This article originally appeared on Jan 28, 2014 on RealMoney.com. To read more content like this plus see inside Jim Cramer's multimillion-dollar portfolio for FREE... Click Here NOW.
The last few months have been tough for offshore rig lessors, whose profits are tied to Brent Crude prices and day rates for rig leases. The scare in emerging market debt, currencies and economic growth, if anything, makes the situation for the economically-sensitive commodities sector that much more volatile.
Offshore rig lessors, which are generally regarded as a bet on consistently high international oil prices, have been hit particularly hard. One of the most noticeable declines has been in SeaDrill (SDRL), a large-cap rig lessor. SeaDrill is a Bermuda-based company with mostly Norwegian management. The company is highly levered in various forms of debt but is also perhaps the best of all large-cap rig lessors.
SeaDrill generally has the highest rig utilization, the highest margins and often has the highest return on invested capital. Even better, SeaDrill's U.S. shares pay a substantial dividend yield of 10.25%, a number which is high only because the stock has dropped by over 20% from its October high. At this price, SeaDrill is an "accidentally high yielder."

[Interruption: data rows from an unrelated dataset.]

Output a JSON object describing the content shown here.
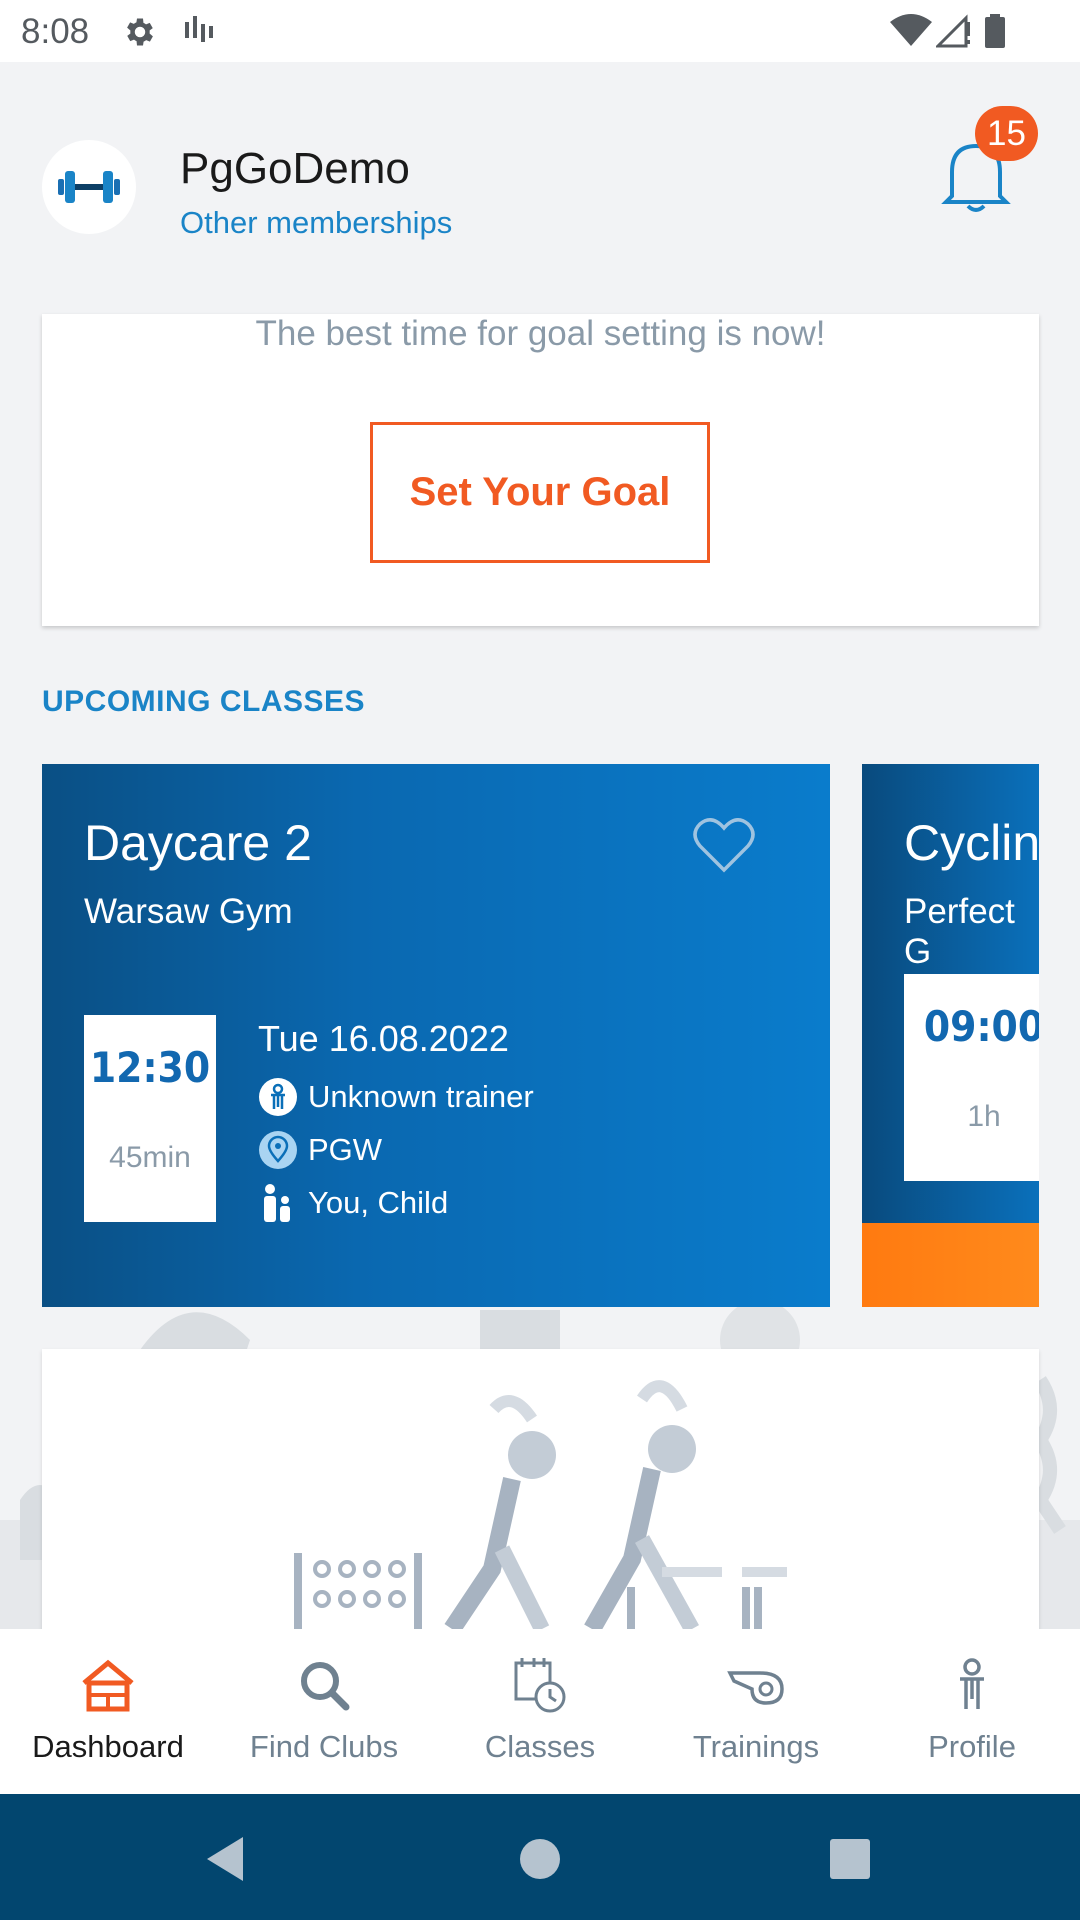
{
  "status_bar": {
    "time": "8:08",
    "icons": [
      "gear-icon",
      "signal-bars-icon",
      "wifi-icon",
      "cellular-icon",
      "battery-icon"
    ]
  },
  "header": {
    "club_name": "PgGoDemo",
    "other_memberships": "Other memberships",
    "notifications_count": "15",
    "avatar_icon": "dumbbell-icon",
    "bell_icon": "bell-icon"
  },
  "goal_card": {
    "text": "The best time for goal setting is now!",
    "button_label": "Set Your Goal"
  },
  "upcoming": {
    "section_title": "UPCOMING CLASSES",
    "classes": [
      {
        "title": "Daycare 2",
        "location": "Warsaw Gym",
        "time": "12:30",
        "duration": "45min",
        "date": "Tue 16.08.2022",
        "trainer": "Unknown trainer",
        "place": "PGW",
        "participants": "You, Child"
      },
      {
        "title": "Cyclin",
        "location": "Perfect G",
        "time": "09:00",
        "duration": "1h"
      }
    ]
  },
  "bottom_nav": {
    "items": [
      {
        "label": "Dashboard",
        "icon": "home-icon"
      },
      {
        "label": "Find Clubs",
        "icon": "search-icon"
      },
      {
        "label": "Classes",
        "icon": "calendar-clock-icon"
      },
      {
        "label": "Trainings",
        "icon": "whistle-icon"
      },
      {
        "label": "Profile",
        "icon": "person-icon"
      }
    ]
  },
  "colors": {
    "accent_orange": "#f15a22",
    "link_blue": "#1a84c7",
    "card_blue": "#0a7ccc",
    "system_nav": "#02466f"
  }
}
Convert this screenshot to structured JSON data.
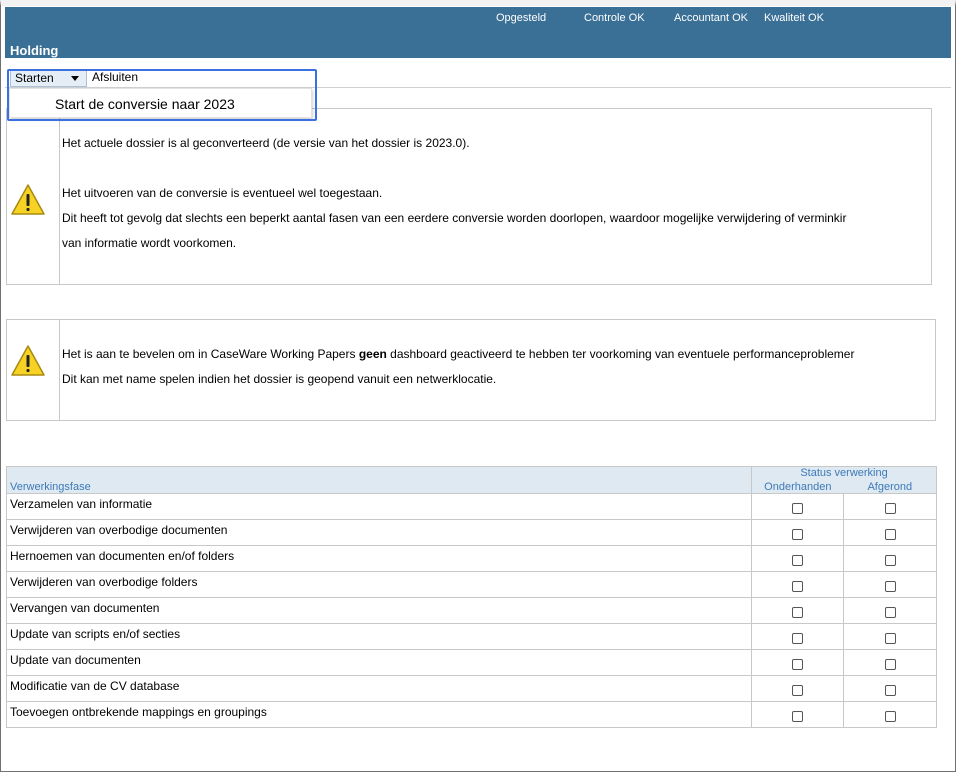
{
  "header": {
    "title": "Holding",
    "status_items": [
      "Opgesteld",
      "Controle OK",
      "Accountant OK",
      "Kwaliteit OK"
    ]
  },
  "menu": {
    "starten_label": "Starten",
    "afsluiten_label": "Afsluiten",
    "dropdown_item": "Start de conversie naar 2023"
  },
  "warning1": {
    "line1": "Het actuele dossier is al geconverteerd (de versie van het dossier is 2023.0).",
    "line2": "Het uitvoeren van de conversie is eventueel wel toegestaan.",
    "line3": "Dit heeft tot gevolg dat slechts een beperkt aantal fasen van een eerdere conversie worden doorlopen, waardoor mogelijke verwijdering of verminkir",
    "line4": "van informatie wordt voorkomen."
  },
  "warning2": {
    "line1_before": "Het is aan te bevelen om in CaseWare Working Papers ",
    "line1_bold": "geen",
    "line1_after": " dashboard geactiveerd te hebben ter voorkoming van eventuele performanceproblemer",
    "line2": "Dit kan met name spelen indien het dossier is geopend vanuit een netwerklocatie."
  },
  "table": {
    "col_phase": "Verwerkingsfase",
    "col_status": "Status verwerking",
    "col_onderhanden": "Onderhanden",
    "col_afgerond": "Afgerond",
    "rows": [
      "Verzamelen van informatie",
      "Verwijderen van overbodige documenten",
      "Hernoemen van documenten en/of folders",
      "Verwijderen van overbodige folders",
      "Vervangen van documenten",
      "Update van scripts en/of secties",
      "Update van documenten",
      "Modificatie van de CV database",
      "Toevoegen ontbrekende mappings en groupings"
    ]
  },
  "colors": {
    "header_bg": "#3a6f96",
    "table_header_bg": "#dfe9f2",
    "table_header_text": "#3d7ab8",
    "dropdown_highlight": "#3c6fe0"
  },
  "icons": [
    "warning-icon",
    "chevron-down-icon"
  ]
}
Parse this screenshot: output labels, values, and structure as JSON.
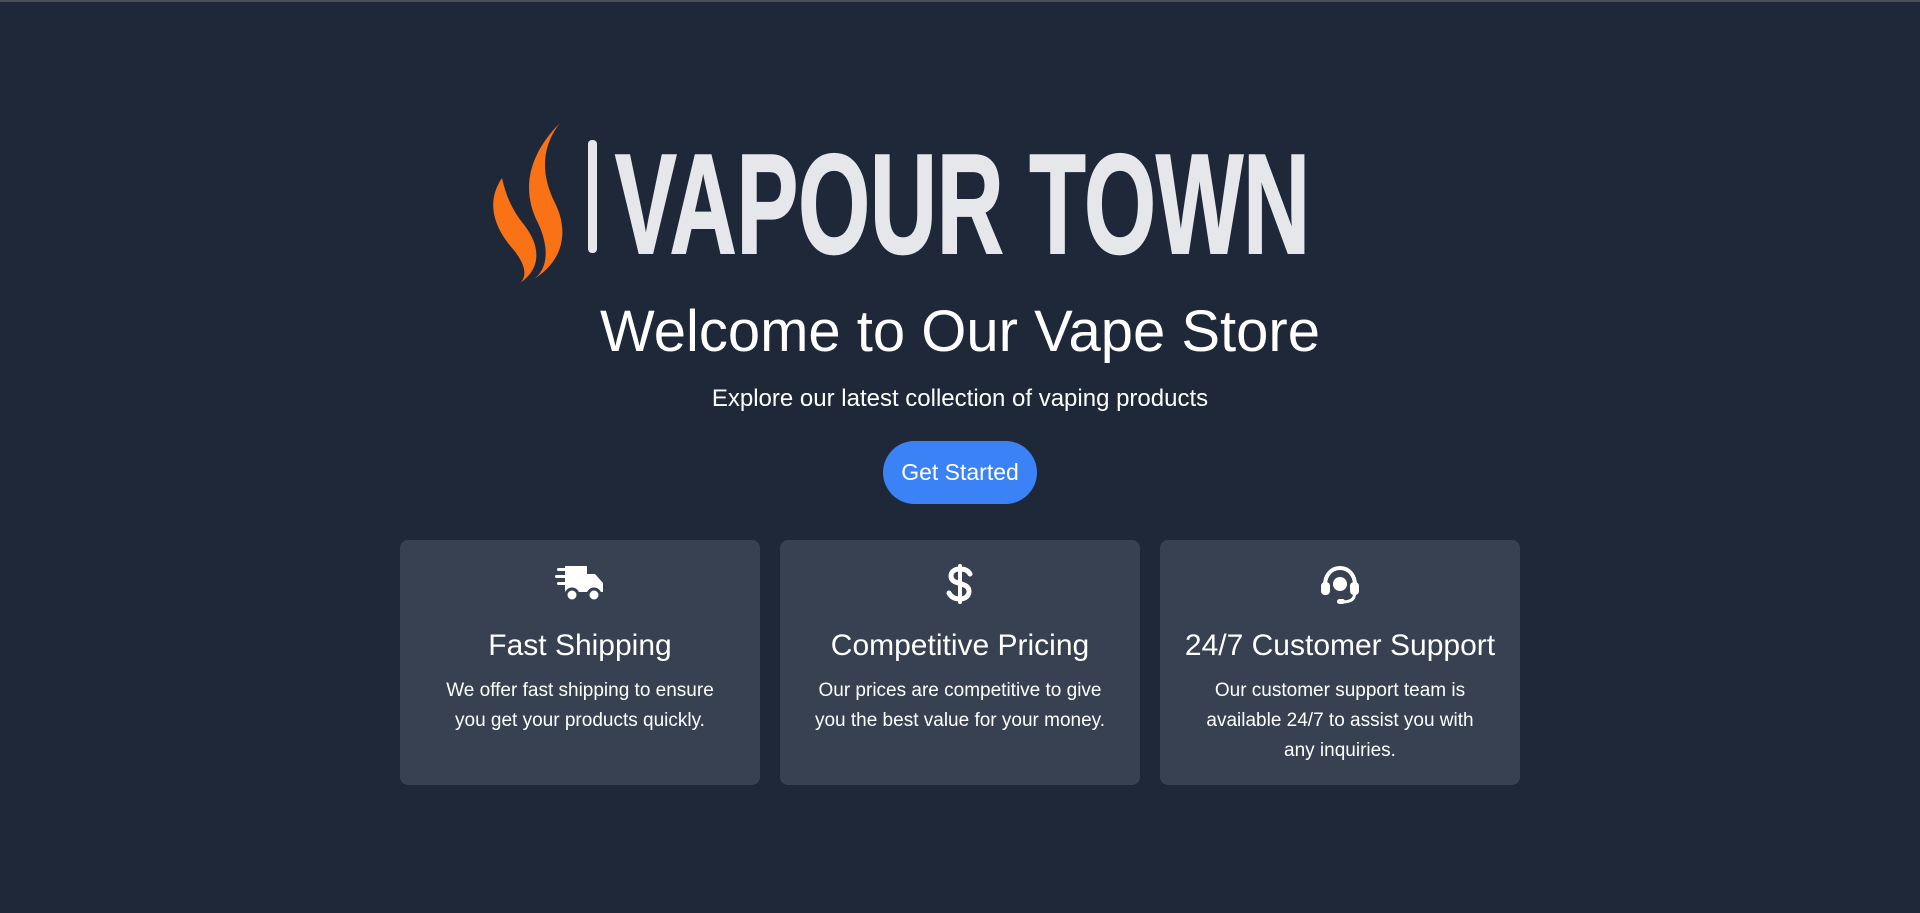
{
  "logo": {
    "text": "VAPOUR TOWN",
    "flame_color": "#f97316",
    "text_fill": "#e5e7eb"
  },
  "hero": {
    "title": "Welcome to Our Vape Store",
    "subtitle": "Explore our latest collection of vaping products",
    "cta_label": "Get Started"
  },
  "features": [
    {
      "icon": "truck-fast-icon",
      "title": "Fast Shipping",
      "description": "We offer fast shipping to ensure you get your products quickly."
    },
    {
      "icon": "dollar-icon",
      "title": "Competitive Pricing",
      "description": "Our prices are competitive to give you the best value for your money."
    },
    {
      "icon": "headset-icon",
      "title": "24/7 Customer Support",
      "description": "Our customer support team is available 24/7 to assist you with any inquiries."
    }
  ],
  "colors": {
    "background": "#1f2838",
    "card": "#374151",
    "accent": "#3b82f6"
  }
}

One of the most important things to understand about SeaDrill is its relatively high leverage. The chart above shows that on a debt to earnings before interest, taxes, depreciation and amortization ratio, SeaDrill is just about the most indebted among its peers. Net debt is over $10 billion. But let's look closer. SeaDrill took on debt when it was inexpensive to do so. The company used the proceeds to order a newer, more deepwater-focused fleet that will boost earnings as global deepwater oil activity is forecasted to grow steadily in the future. Most of SeaDrill's debt is fixed and much of what isn't fixed has interest rate swaps -- which reduce exposure to rate volatility.